To do:
Across the entries below, determine how many lines include the word "Simulations". State only the resulting number.

Provided records:
┄┄┄┄┄┄┄┄┄┄

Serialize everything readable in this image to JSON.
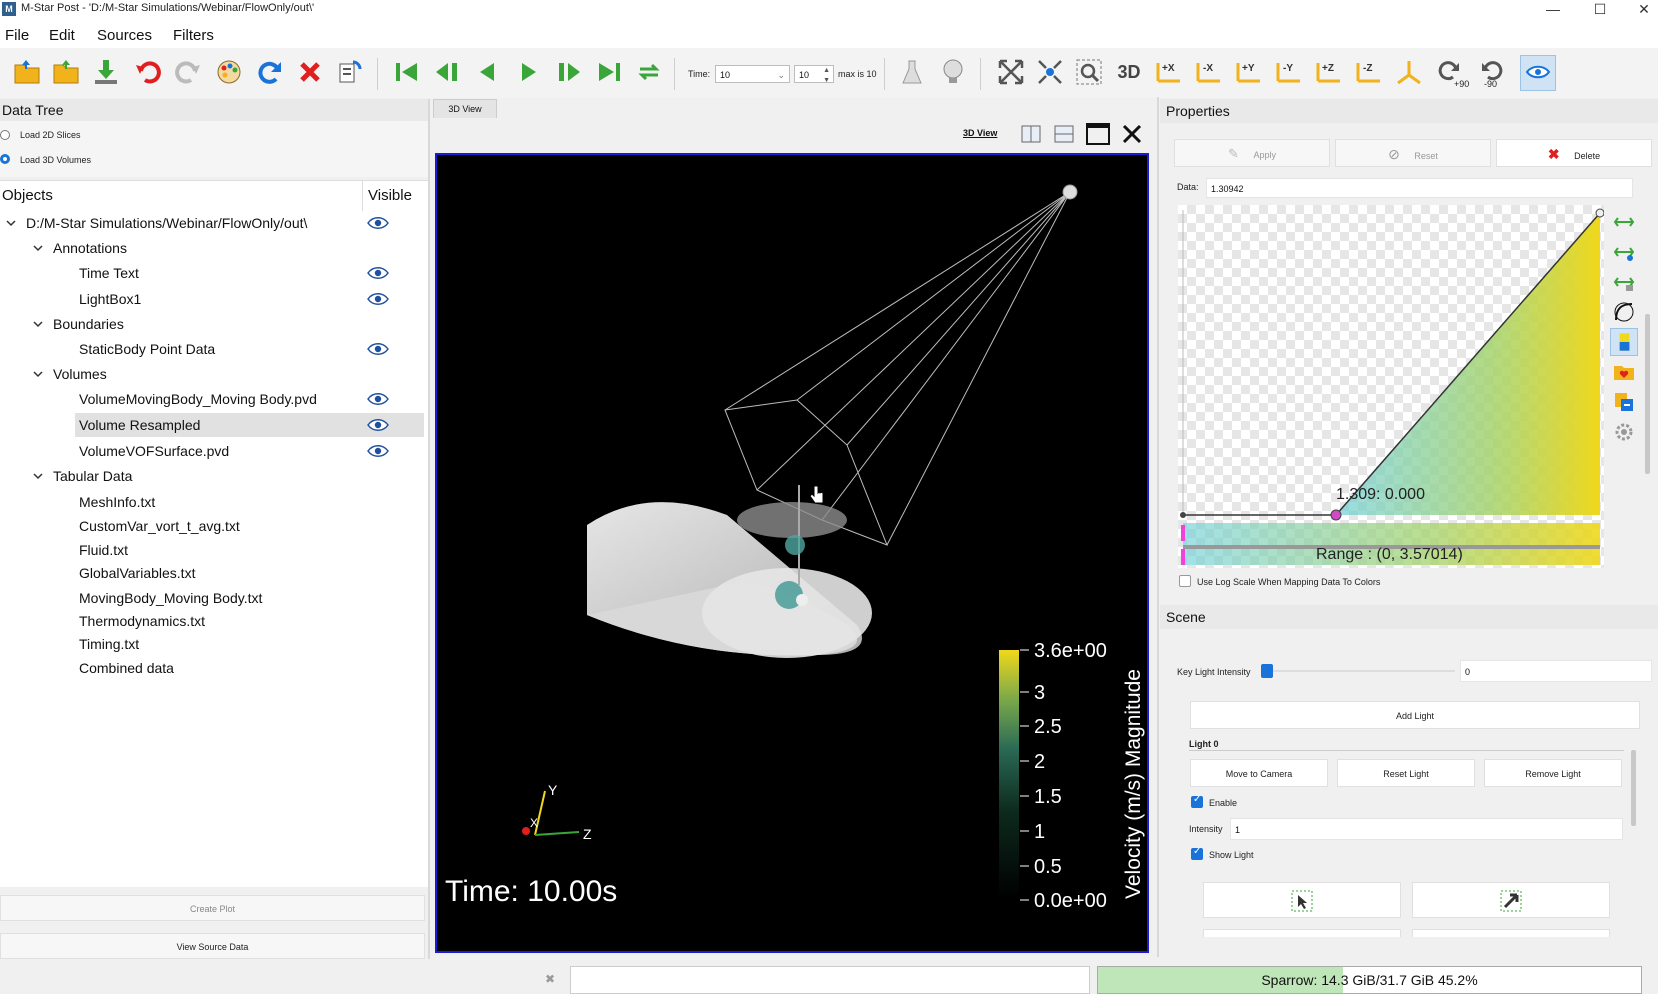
{
  "window": {
    "title": "M-Star Post - 'D:/M-Star Simulations/Webinar/FlowOnly/out\\'",
    "logo_text": "M",
    "minimize": "—",
    "maximize": "☐",
    "close": "✕"
  },
  "menu": [
    "File",
    "Edit",
    "Sources",
    "Filters"
  ],
  "toolbar": {
    "time_label": "Time:",
    "time_value": "10",
    "step_value": "10",
    "max_label": "max is 10",
    "view_3d_label": "3D",
    "axis_buttons": [
      "+X",
      "-X",
      "+Y",
      "-Y",
      "+Z",
      "-Z"
    ],
    "rotate_pos": "+90",
    "rotate_neg": "-90",
    "colors": {
      "accent": "#1a73d9",
      "danger": "#e02020",
      "folder": "#f2b21b",
      "nav": "#3aa63a"
    }
  },
  "data_tree": {
    "title": "Data Tree",
    "load_options": [
      {
        "label": "Load 2D Slices",
        "selected": false
      },
      {
        "label": "Load 3D Volumes",
        "selected": true
      }
    ],
    "col_objects": "Objects",
    "col_visible": "Visible",
    "items": [
      {
        "label": "D:/M-Star Simulations/Webinar/FlowOnly/out\\",
        "level": 0,
        "expand": true,
        "visible": true,
        "selected": false
      },
      {
        "label": "Annotations",
        "level": 1,
        "expand": true,
        "visible": false,
        "selected": false
      },
      {
        "label": "Time Text",
        "level": 2,
        "expand": false,
        "visible": true,
        "selected": false
      },
      {
        "label": "LightBox1",
        "level": 2,
        "expand": false,
        "visible": true,
        "selected": false
      },
      {
        "label": "Boundaries",
        "level": 1,
        "expand": true,
        "visible": false,
        "selected": false
      },
      {
        "label": "StaticBody Point Data",
        "level": 2,
        "expand": false,
        "visible": true,
        "selected": false
      },
      {
        "label": "Volumes",
        "level": 1,
        "expand": true,
        "visible": false,
        "selected": false
      },
      {
        "label": "VolumeMovingBody_Moving Body.pvd",
        "level": 2,
        "expand": false,
        "visible": true,
        "selected": false
      },
      {
        "label": "Volume Resampled",
        "level": 2,
        "expand": false,
        "visible": true,
        "selected": true
      },
      {
        "label": "VolumeVOFSurface.pvd",
        "level": 2,
        "expand": false,
        "visible": true,
        "selected": false
      },
      {
        "label": "Tabular Data",
        "level": 1,
        "expand": true,
        "visible": false,
        "selected": false
      },
      {
        "label": "MeshInfo.txt",
        "level": 2,
        "expand": false,
        "visible": false,
        "selected": false
      },
      {
        "label": "CustomVar_vort_t_avg.txt",
        "level": 2,
        "expand": false,
        "visible": false,
        "selected": false
      },
      {
        "label": "Fluid.txt",
        "level": 2,
        "expand": false,
        "visible": false,
        "selected": false
      },
      {
        "label": "GlobalVariables.txt",
        "level": 2,
        "expand": false,
        "visible": false,
        "selected": false
      },
      {
        "label": "MovingBody_Moving Body.txt",
        "level": 2,
        "expand": false,
        "visible": false,
        "selected": false
      },
      {
        "label": "Thermodynamics.txt",
        "level": 2,
        "expand": false,
        "visible": false,
        "selected": false
      },
      {
        "label": "Timing.txt",
        "level": 2,
        "expand": false,
        "visible": false,
        "selected": false
      },
      {
        "label": "Combined data",
        "level": 2,
        "expand": false,
        "visible": false,
        "selected": false
      }
    ],
    "create_plot": "Create Plot",
    "view_source_data": "View Source Data"
  },
  "view": {
    "tab_label": "3D View",
    "view_link": "3D View",
    "time_text": "Time: 10.00s",
    "colorbar_title": "Velocity (m/s) Magnitude",
    "colorbar_ticks": [
      "3.6e+00",
      "3",
      "2.5",
      "2",
      "1.5",
      "1",
      "0.5",
      "0.0e+00"
    ],
    "axis_labels": {
      "x": "X",
      "y": "Y",
      "z": "Z"
    }
  },
  "properties": {
    "title": "Properties",
    "apply": "Apply",
    "reset": "Reset",
    "delete": "Delete",
    "data_label": "Data:",
    "data_value": "1.30942",
    "point_label": "1.309: 0.000",
    "range_label": "Range : (0, 3.57014)",
    "log_scale_label": "Use Log Scale When Mapping Data To Colors"
  },
  "scene": {
    "title": "Scene",
    "key_light_label": "Key Light Intensity",
    "key_light_value": "0",
    "add_light": "Add Light",
    "light0_label": "Light 0",
    "move_to_camera": "Move to Camera",
    "reset_light": "Reset Light",
    "remove_light": "Remove Light",
    "enable_label": "Enable",
    "intensity_label": "Intensity",
    "intensity_value": "1",
    "show_light_label": "Show Light"
  },
  "status": {
    "memory_text": "Sparrow: 14.3 GiB/31.7 GiB 45.2%",
    "memory_fraction": 0.452,
    "close_glyph": "✖"
  }
}
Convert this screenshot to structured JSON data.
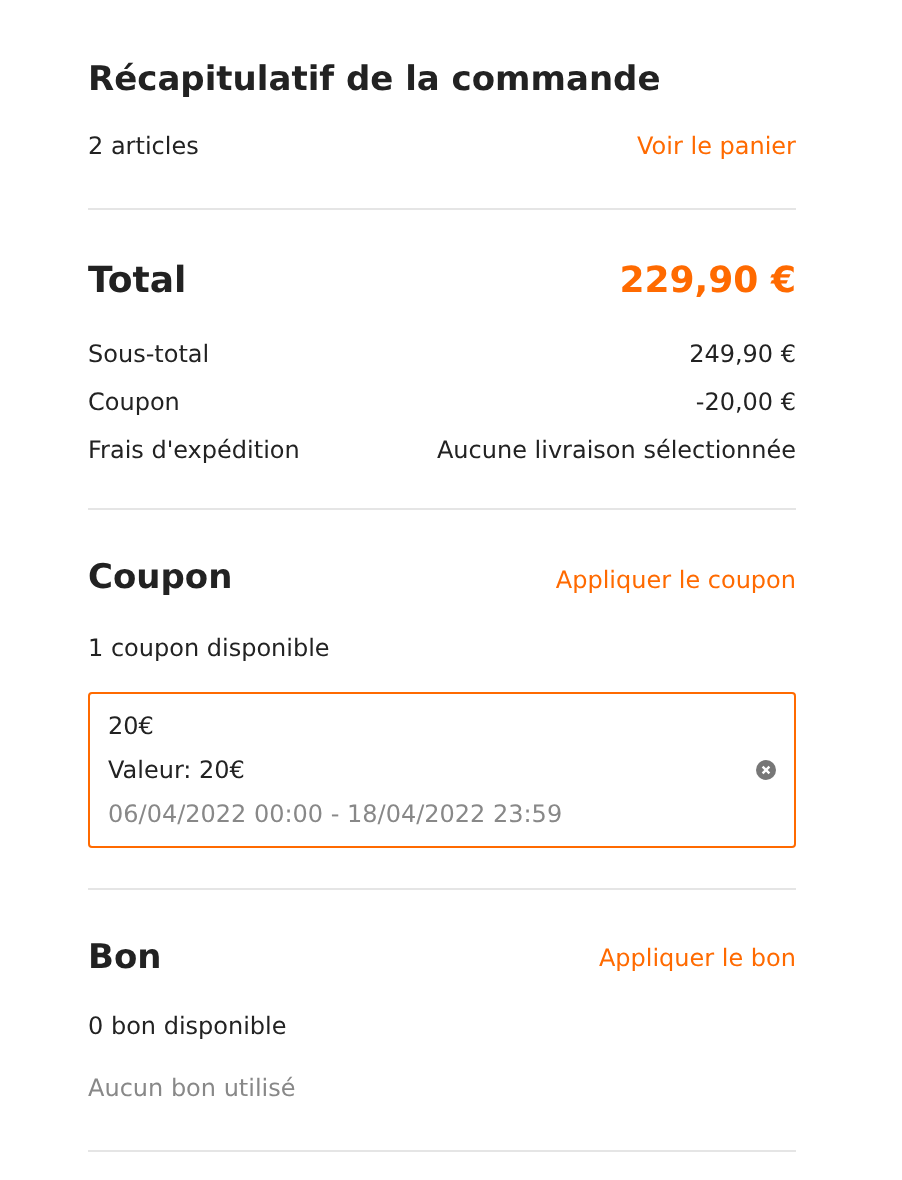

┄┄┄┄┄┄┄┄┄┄

Result of this exercise:
2